Evangelical Christian Zionism’s influence is not limited to Israel. Christian nationalists, like House Speaker Mike Johnson seek to erase the separation of church and state in the U.S. to create a theocracy. Republican Rep. Marjorie Taylor Greene said in an interview, “We need to be the party of nationalism and I’m a Christian, and I say it proudly, we should be Christian nationalists,” while Republican Rep. Lauren Boebert has declared, “The church is supposed to direct the government, the government is not supposed to direct the church.” Unsurprisingly, Christian Zionists support other aspects of a right-wing agenda that is homophobic, transphobic, misogynist, xenophobic, and racist. Trump, during his presidency, placated his Christian Zionist base with actions like moving the U.S. embassy to Jerusalem, saying, “That’s for the evangelicals.” and withdrawing from the Iran nuclear deal.

The Israeli government has made a naive and dangerous pact with Christians United for Israel, that will ultimately advance the White Christian nationalist agenda. Evangelical Christians often feel positively about Israel, but are unaware of the alarming factors associated with Christian Zionism. The presence and influence of Christian Zionism has gone global, yet progressives are ignoring the threats it poses to democracy.
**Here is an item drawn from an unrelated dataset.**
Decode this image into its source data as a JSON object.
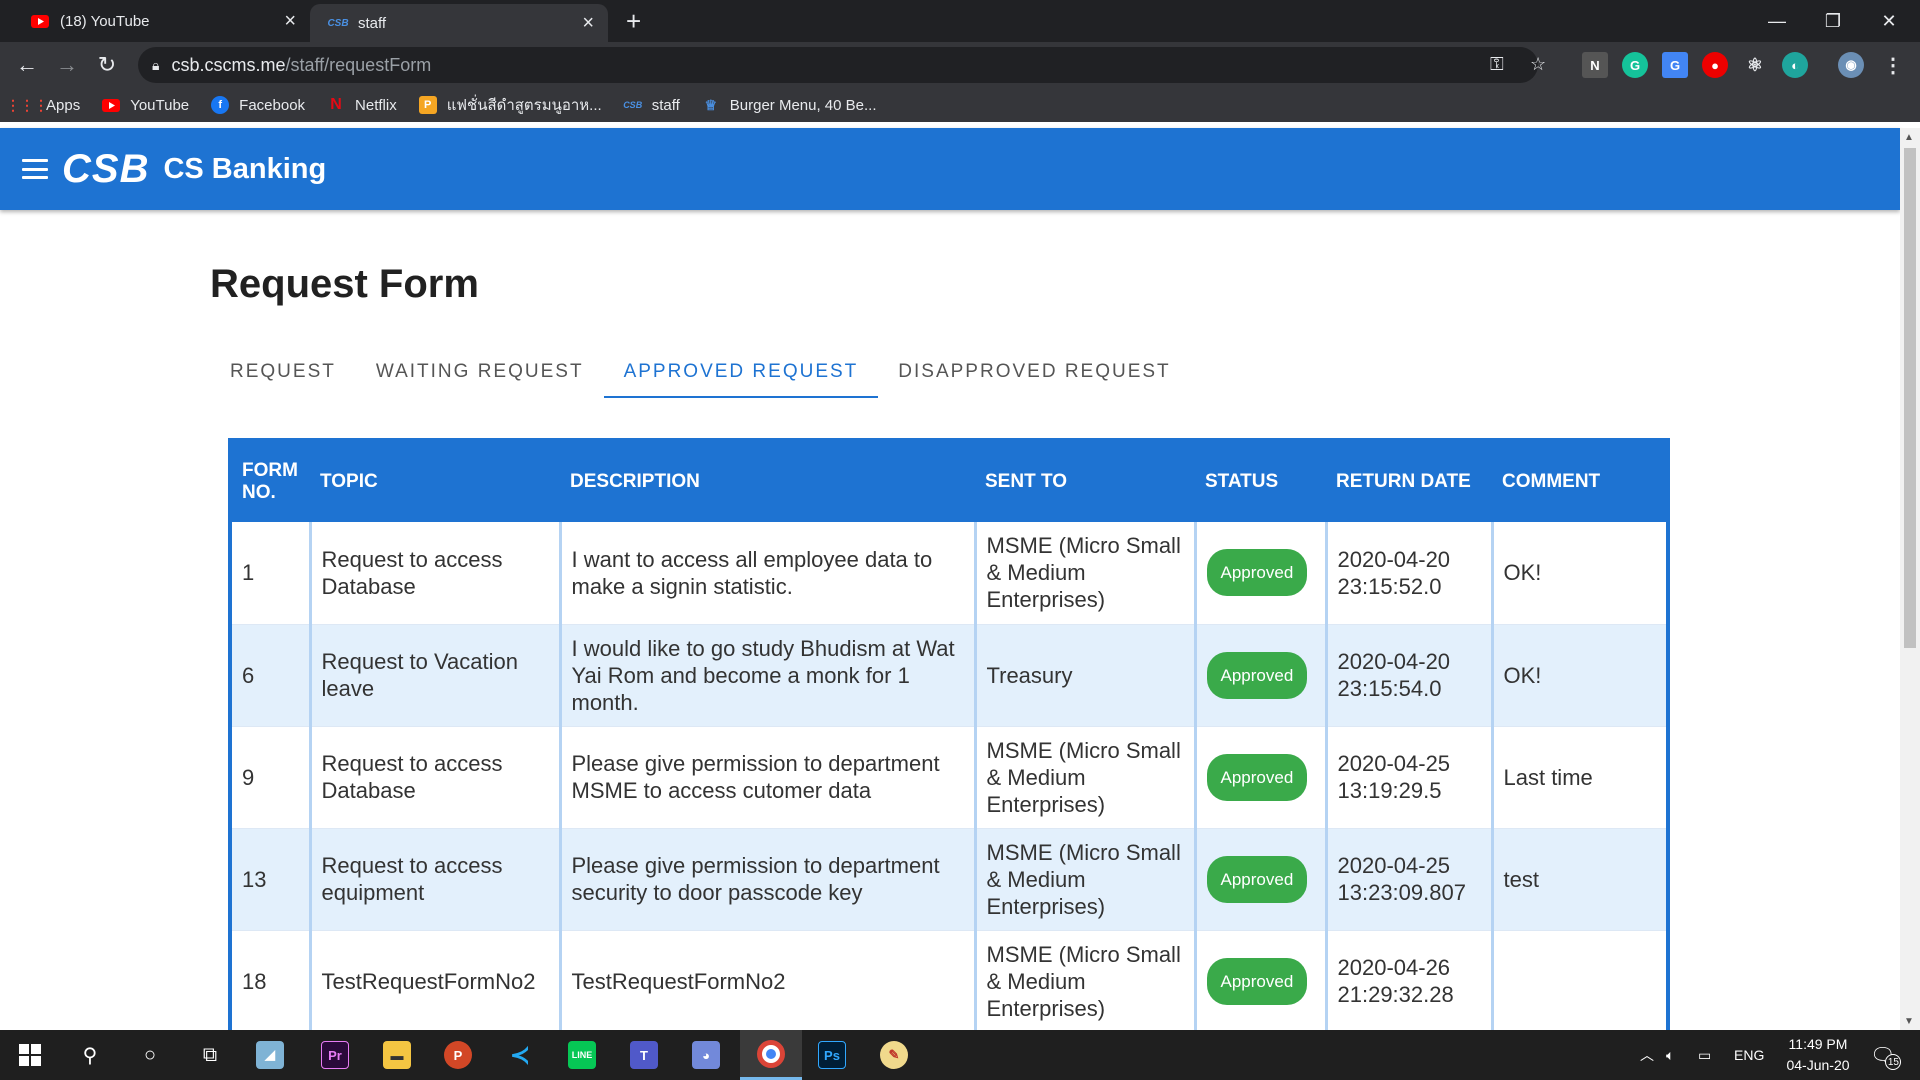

Sara Weinberger of Easthampton is a professor emerita of social work and writes a monthly column. She can be reached at